Thursday, 17 September 2009
Introduction: About Myself
This may have been true in the early days of the web, but these days people are smarter and more cynical. These days, people assume that you’re a dog unless you can prove otherwise. Much as I would like the ideas on this blog to stand on their own, I fear I will have to provide some shamelessly self-promotional biographical detail. So, a few words about myself:
I joined a hedge fund at the age of 21. By 23 I was a junior trader; by 25 I had my own portfolio; by 27 I was a millionaire; and by 30 I had retired. I closed out the last of my positions on my 30th birthday and walked away with my winnings intact. A large chunk of my success can be put down to simply being in the right place at the right time, but I like to think that skill played a small part too.
This was a few years ago. Since then, I have traveled the world, played a great deal of tennis, and become a father. I still follow the markets constantly, partly so that I can invest my own money productively, but mostly because I’m addicted. To keep myself busy, I write this and two other blogs; I run managed accounts for a few close friends and family; I consult for a variety of industry players; and I’m a principal at a small private-equity fund.
And about my professional expertise:
I cut my teeth in fixed income arbitrage, a field in which I consider myself an expert. I have traded relative value as well as directionally, in rates, currencies and commodities, and I think I am reasonably competent at all of these. My specialty is the design and analysis of quantitative trading strategies, with a strong minor in global macro and thematic investing.

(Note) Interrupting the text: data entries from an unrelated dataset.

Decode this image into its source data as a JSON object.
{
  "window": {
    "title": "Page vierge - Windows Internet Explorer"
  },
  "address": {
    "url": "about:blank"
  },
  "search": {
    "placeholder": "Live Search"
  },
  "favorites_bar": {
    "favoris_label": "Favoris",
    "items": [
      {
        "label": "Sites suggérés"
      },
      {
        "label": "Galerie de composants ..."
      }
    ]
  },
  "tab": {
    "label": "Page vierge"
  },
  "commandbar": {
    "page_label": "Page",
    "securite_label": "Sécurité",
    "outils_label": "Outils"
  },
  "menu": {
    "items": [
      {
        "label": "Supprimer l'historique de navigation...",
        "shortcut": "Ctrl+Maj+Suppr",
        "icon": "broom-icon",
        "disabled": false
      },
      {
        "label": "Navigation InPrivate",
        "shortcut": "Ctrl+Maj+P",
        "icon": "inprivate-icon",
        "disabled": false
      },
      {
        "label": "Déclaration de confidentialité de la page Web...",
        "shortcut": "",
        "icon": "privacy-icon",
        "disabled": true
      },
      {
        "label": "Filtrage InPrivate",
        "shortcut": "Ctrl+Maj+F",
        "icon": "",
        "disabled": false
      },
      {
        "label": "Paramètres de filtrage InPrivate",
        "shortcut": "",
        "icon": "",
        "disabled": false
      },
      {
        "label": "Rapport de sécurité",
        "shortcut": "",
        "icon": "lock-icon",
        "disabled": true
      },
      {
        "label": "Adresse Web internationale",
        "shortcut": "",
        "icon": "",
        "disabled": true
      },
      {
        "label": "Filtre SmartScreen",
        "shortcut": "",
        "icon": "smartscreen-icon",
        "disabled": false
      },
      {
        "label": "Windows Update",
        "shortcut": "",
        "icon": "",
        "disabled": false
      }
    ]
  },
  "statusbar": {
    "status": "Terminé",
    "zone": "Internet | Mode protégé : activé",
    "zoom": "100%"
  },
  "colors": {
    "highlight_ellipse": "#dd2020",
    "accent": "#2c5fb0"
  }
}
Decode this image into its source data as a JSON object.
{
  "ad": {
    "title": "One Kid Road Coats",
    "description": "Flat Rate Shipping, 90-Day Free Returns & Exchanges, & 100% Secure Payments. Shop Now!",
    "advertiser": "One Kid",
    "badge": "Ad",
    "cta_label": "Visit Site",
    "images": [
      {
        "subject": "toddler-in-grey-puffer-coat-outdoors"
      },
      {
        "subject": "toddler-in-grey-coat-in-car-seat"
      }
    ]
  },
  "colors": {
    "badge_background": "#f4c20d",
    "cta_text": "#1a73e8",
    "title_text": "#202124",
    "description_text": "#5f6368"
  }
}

I am not an equity trader and claim no expertise in stock-picking.
Of course, gentle reader, you have no way to tell that the above prose was not, in fact, written by a dog.